For nearly a decade and half, India has been the China-in-waiting. The world’s back-up or the next manufacturing center. There have been many discussions and writings through this period that have urged India to get its act together and provide that alternative to China. Not for the lack of will but its implementation, this move just did not happen and China continued to flourish and gain global supremacy in manufacturing. However, recent events including the disruption caused by the Covid-19 pandemic have once again opened an opportunity for India.
As a part of a series of relief measures in response to the current pandemic situation, the Finance Minister of India has announced on May 17, 2020 a proposed suspension of fresh initiation of insolvency proceedings up to one year. In addition, it has been announced that the Central Government will be empowered to exclude COVID-19 related debt from the definition of “default” under the Insolvency and Bankruptcy Code, 2016, as amended. It is envisaged that an ordinance will be issued to give effect to such measures. This note considers certain points in connection with the proposed ordinance.
For the success of any insolvency regime, it is critical that distressed companies are prevented from takings measures which could hamper recovery to creditors in the event insolvency proceedings were to commence. Such protective provisions assume particular importance in the Indian context, where companies are often closely held by promoter groups who may seek to transfer value from assets through opaque structures to other group companies for their own benefit. Accordingly, the National Company Law Tribunal (the “NCLT”) is empowered to undo any such transaction to protect the interests of creditors and other stakeholders under the Insolvency and Bankruptcy Code, 2016 (the “IBC”).

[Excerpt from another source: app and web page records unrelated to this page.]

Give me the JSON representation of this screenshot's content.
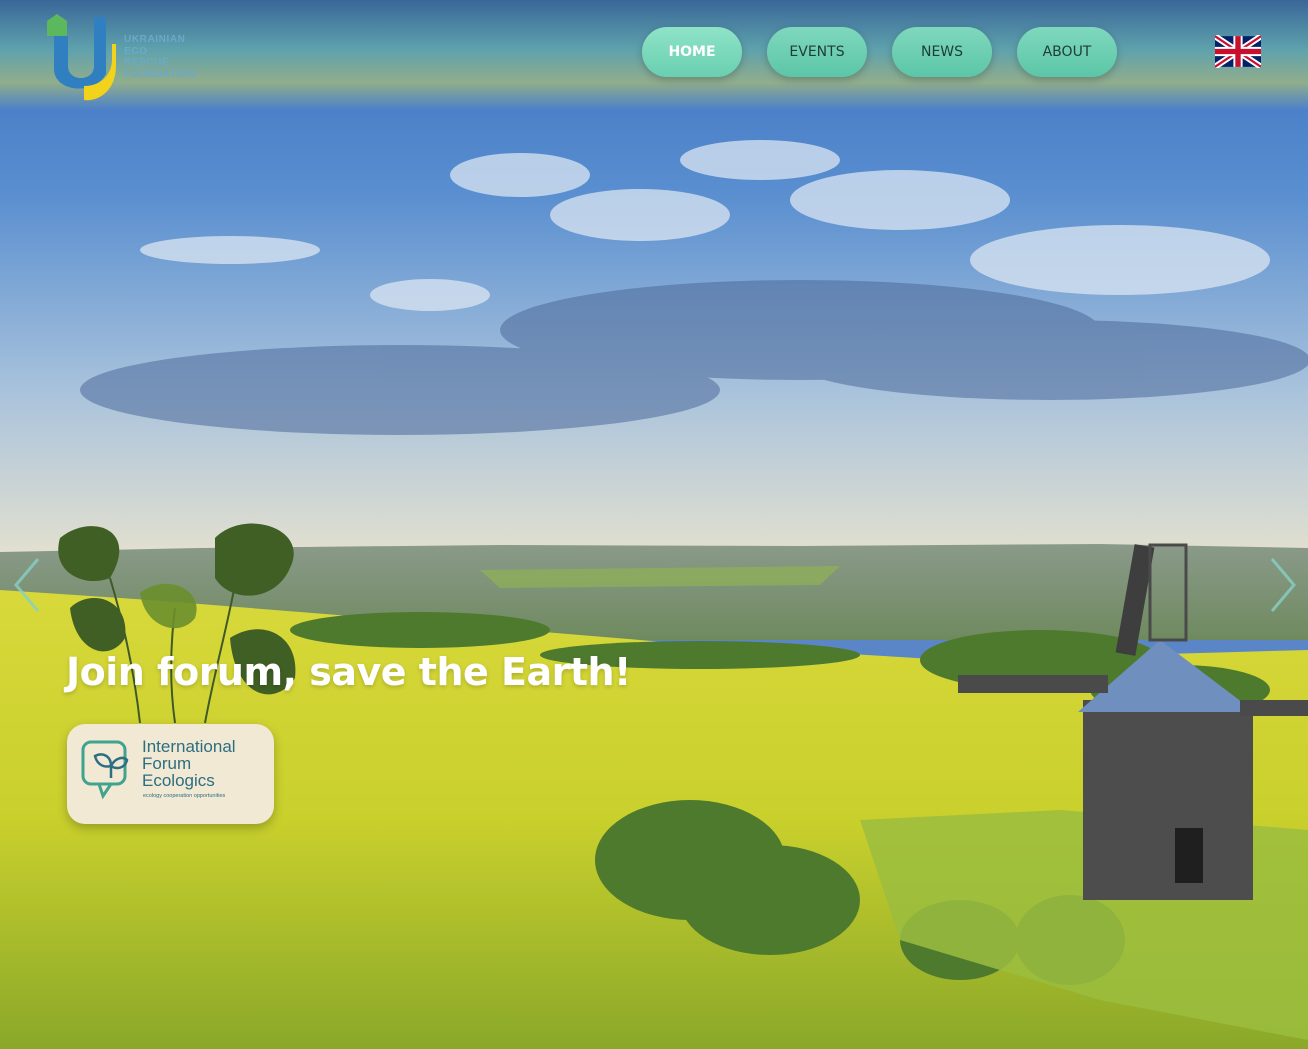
{
  "logo": {
    "lines": [
      "Ukrainian",
      "Eco",
      "Rescue",
      "Foundation"
    ],
    "icon": "leaf-u-logo"
  },
  "nav": {
    "items": [
      {
        "label": "HOME",
        "active": true
      },
      {
        "label": "EVENTS",
        "active": false
      },
      {
        "label": "NEWS",
        "active": false
      },
      {
        "label": "ABOUT",
        "active": false
      }
    ]
  },
  "language": {
    "icon": "uk-flag-icon"
  },
  "hero": {
    "headline": "Join forum, save the Earth!",
    "prev_icon": "chevron-left-icon",
    "next_icon": "chevron-right-icon"
  },
  "badge": {
    "title_lines": [
      "International",
      "Forum",
      "Ecologics"
    ],
    "subtitle": "ecology cooperation opportunities",
    "icon": "leaf-chat-icon"
  },
  "colors": {
    "nav_button": "#66cdb0",
    "nav_text": "#1f3d33",
    "badge_bg": "#f1e9d3",
    "badge_text": "#2c6e82",
    "logo_blue": "#2f7fc1",
    "logo_yellow": "#f2d21a",
    "logo_green": "#5cb85c"
  }
}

Recently, in the matter of Anuj Jain Interim Resolution Professional for Jaypee Infratech Limited v. Axis Bank Limited and others (“Jaypee Infratech”), the Supreme Court of India clarified certain key aspects in respect of preferential transactions under Section 43 of the IBC. Such preferential transactions are one of the four categories of “avoidable” transactions (i.e., those which may be annulled or disregarded) under the IBC, the others being undervalued, extortionate and/or fraudulent transactions.
This note briefly discusses the different types of avoidable transactions under the IBC, the guidance issued by the Supreme Court on certain aspects of such transactions in Jaypee Infratech and a few key considerations for parties to mitigate the risk of their transactions falling within the ambit of such avoidable transactions.
Governmental authorities in India have, from time to time, implemented various measures to facilitate ease of doing business for companies operating in India including, inter alia, by way of amendments to the Companies Act, 2013 (the “Act”). In the past 1 (one) year, these reforms have focused on introducing new mechanisms for swift adjudication of offences, and decriminalization and rationalization of criminal penalties, particularly in relation to minor, technical or procedural non-compliances under the Act.
The objective of decriminalization and recategorization of offences that was introduced by the Companies (Amendment) Act, 2019 is now sought to be augmented by the Companies (Amendment) Bill, 2020 (the “CAB 2020”) which was recently presented in the Lok Sabha on March 17, 2020. CAB 2020 has, amongst other matters, proposed amendments in respect of decriminalization of various compoundable offences and rationalization of penalties prescribed under the Act. CAB 2020 is currently awaiting legislative consideration.
In this note, we discuss the continuing efforts of the Indian governmental authorities towards streamlining the processes for dealing with certain non-compliances under the Act, and analyze if the critical changes proposed by CAB 2020 for further decriminalization of offences and alteration of penalties under the Act is a step in the right direction.